Since their formation, TAUK have shared stages with an impressive list of bands (including Widespread Panic, Umphrey’s McGee, Lettuce, and Tim Reynolds & TR3), in addition to appearing at festivals like Electric Forest, Bonnaroo, and The Allman Brothers’ Peach Music Festival. That rigorous touring schedule has gone a long way in strengthening their chemistry, according to Carter. “We’re doing 140 shows a year and we pretty much live with each other, so there’s a healthy respect and trust and love happening there,” he says. “We all have a common goal and an understanding that this is something we’re compelled to do, and that’s definitely brought us close together.” It’s also helped TAUK develop a reputation as a masterful live act: “TAUK is unstoppable,” raved Live for Live Music. “If you haven’t see them, dear God, go.”
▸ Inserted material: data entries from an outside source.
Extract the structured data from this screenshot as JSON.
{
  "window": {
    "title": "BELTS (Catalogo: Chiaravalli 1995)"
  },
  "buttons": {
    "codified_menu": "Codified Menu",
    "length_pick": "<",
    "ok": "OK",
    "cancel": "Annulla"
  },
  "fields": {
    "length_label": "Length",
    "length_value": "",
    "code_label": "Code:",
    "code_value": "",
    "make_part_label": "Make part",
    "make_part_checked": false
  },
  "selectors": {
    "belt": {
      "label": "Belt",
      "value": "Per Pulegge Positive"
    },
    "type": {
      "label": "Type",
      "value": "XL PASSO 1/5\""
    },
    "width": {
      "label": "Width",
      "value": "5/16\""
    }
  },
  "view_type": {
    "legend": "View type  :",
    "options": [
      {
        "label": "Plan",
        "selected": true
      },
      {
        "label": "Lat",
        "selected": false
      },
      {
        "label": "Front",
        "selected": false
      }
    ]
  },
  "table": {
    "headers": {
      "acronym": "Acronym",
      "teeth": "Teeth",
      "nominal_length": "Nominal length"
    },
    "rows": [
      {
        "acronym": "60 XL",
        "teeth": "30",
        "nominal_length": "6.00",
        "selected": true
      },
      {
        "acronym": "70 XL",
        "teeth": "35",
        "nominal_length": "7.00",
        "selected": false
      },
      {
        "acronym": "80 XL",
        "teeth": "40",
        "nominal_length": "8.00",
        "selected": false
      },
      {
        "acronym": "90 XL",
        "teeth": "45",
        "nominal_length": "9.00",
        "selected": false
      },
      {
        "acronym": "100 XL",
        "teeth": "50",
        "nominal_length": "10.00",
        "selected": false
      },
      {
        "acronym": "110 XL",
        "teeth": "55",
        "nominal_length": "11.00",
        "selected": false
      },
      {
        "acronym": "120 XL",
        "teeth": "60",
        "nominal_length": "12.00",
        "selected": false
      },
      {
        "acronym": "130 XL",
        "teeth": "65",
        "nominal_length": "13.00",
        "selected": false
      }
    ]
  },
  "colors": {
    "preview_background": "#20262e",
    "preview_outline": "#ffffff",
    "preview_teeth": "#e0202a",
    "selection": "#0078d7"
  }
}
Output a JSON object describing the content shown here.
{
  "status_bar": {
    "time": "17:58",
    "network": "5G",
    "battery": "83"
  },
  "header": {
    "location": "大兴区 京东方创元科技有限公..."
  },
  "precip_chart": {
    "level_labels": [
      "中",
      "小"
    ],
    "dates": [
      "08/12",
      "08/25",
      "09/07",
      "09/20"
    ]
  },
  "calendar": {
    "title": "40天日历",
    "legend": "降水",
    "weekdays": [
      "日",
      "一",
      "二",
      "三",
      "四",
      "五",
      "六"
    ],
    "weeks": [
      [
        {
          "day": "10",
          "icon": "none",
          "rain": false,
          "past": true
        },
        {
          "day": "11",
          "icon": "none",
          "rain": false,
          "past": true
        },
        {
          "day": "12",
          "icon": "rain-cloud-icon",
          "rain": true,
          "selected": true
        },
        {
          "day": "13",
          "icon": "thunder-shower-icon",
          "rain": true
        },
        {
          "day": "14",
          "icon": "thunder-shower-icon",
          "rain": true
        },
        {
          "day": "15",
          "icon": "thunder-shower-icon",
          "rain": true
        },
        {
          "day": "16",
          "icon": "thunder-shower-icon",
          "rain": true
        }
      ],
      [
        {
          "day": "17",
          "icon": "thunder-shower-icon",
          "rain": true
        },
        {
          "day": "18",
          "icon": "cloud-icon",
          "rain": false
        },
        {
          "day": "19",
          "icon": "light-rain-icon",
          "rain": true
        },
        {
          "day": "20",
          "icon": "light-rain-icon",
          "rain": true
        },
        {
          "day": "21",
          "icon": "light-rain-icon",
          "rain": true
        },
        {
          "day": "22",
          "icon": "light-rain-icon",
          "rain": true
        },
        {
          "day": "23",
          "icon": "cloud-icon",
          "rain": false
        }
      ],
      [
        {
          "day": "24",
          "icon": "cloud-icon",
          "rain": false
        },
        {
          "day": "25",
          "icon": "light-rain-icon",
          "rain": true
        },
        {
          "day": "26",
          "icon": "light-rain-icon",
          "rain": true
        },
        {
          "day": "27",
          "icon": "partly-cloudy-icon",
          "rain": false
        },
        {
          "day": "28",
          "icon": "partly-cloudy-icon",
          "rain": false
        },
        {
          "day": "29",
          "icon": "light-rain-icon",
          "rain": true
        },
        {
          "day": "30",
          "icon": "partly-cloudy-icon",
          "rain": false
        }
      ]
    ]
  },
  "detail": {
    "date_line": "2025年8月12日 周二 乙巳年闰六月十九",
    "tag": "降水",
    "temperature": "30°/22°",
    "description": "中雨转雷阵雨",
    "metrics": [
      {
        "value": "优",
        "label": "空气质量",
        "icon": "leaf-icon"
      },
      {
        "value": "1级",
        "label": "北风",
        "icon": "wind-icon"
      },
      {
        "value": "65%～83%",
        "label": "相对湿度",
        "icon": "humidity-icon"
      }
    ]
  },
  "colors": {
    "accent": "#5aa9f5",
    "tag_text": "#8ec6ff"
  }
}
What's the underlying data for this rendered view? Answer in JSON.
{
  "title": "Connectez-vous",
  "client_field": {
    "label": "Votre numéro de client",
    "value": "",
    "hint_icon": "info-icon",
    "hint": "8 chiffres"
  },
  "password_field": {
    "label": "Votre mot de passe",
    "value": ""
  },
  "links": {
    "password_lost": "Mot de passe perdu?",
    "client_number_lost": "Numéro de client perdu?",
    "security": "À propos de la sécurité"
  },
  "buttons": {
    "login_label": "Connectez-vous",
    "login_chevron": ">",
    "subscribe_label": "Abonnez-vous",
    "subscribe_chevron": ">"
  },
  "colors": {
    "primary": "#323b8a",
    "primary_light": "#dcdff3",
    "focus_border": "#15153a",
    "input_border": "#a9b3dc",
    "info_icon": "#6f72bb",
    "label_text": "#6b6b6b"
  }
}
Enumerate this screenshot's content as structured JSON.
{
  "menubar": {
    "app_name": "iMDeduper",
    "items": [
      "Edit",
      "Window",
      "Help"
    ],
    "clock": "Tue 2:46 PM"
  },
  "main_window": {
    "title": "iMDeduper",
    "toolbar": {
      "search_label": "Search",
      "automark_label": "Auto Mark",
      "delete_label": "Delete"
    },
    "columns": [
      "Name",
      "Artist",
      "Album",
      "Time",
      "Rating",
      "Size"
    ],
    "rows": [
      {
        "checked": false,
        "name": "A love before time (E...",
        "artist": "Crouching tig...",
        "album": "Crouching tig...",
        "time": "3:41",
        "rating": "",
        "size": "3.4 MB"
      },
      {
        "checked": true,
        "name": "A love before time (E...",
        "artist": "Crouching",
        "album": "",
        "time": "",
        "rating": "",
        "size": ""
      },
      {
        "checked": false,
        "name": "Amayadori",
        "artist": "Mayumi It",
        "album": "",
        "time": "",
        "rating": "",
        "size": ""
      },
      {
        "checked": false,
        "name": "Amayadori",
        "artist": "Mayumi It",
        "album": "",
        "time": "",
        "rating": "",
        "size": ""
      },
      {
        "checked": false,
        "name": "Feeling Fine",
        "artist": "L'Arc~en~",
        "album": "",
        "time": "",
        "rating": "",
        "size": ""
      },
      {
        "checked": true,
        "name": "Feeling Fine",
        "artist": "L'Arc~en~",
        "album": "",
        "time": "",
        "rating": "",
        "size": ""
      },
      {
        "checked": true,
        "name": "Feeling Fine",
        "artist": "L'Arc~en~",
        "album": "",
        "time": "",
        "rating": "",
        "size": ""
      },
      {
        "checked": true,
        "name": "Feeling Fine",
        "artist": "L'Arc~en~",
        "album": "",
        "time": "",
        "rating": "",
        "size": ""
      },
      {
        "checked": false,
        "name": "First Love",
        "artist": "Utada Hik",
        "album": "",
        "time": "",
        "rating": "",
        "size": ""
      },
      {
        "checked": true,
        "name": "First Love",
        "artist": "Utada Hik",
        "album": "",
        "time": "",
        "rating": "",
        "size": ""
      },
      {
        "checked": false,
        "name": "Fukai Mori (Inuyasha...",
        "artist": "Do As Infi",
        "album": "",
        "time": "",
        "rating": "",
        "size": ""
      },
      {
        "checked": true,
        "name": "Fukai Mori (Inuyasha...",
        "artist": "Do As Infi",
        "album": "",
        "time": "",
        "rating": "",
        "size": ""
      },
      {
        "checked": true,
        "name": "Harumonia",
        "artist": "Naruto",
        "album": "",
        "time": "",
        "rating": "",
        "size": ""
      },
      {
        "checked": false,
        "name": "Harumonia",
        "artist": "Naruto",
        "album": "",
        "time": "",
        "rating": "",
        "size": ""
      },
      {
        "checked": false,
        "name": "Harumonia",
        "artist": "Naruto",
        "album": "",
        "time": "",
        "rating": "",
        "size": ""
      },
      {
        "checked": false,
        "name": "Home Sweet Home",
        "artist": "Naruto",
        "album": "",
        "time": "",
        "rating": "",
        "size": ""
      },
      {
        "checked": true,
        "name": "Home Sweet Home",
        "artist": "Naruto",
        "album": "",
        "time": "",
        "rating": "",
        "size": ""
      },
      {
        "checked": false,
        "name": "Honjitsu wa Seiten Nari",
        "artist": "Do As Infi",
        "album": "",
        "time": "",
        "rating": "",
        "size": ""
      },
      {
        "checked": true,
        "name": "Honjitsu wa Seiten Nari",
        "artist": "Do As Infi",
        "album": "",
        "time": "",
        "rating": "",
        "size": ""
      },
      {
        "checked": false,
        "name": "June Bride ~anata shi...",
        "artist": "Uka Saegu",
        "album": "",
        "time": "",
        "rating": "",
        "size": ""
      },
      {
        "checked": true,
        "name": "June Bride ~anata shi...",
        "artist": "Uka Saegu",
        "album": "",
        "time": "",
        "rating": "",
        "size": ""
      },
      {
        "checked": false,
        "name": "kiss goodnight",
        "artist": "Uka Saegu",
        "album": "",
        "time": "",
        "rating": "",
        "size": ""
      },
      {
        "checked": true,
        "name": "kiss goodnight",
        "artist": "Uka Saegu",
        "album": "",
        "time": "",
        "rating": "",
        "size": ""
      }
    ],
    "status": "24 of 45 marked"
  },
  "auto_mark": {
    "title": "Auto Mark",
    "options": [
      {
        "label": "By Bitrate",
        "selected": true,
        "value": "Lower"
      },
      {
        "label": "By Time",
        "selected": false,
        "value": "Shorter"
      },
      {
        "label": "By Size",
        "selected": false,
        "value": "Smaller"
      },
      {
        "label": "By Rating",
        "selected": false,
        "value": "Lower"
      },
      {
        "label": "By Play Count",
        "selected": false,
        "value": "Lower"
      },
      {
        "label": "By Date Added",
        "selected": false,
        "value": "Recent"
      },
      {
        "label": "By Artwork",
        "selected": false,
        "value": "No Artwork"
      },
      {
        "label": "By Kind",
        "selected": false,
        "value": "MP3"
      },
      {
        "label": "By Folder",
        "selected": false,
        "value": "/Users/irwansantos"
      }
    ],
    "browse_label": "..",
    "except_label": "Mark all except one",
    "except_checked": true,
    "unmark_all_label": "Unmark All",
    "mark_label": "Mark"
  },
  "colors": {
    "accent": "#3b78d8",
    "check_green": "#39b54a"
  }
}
Now on the road again (with upcoming dates including a two-night stint at the Brooklyn Bowl and spots on the Hangtown Music Festival, North Coast Music Festival, and Catskill Chill Music Festival), TAUK also have plans to widen their output by composing scores for film and television. In the meantime, the band is focused on instilling their live show with the same kinetic energy and boundless passion that powered the making of Sir Nebula. “Growing up together as musicians and collectively going on this journey—that’s what makes this experience really special,” says Jalbert of TAUK’s continued evolution. “It’s like everything we’ve learned over the years has been funneled into this band, and now it’s taking shape in a really exciting way. We all love what we’re doing, and the band just feels like home.”
815 V St. NW
Washington, DC, 20001
815 V St. NW
Washington, DC, 20001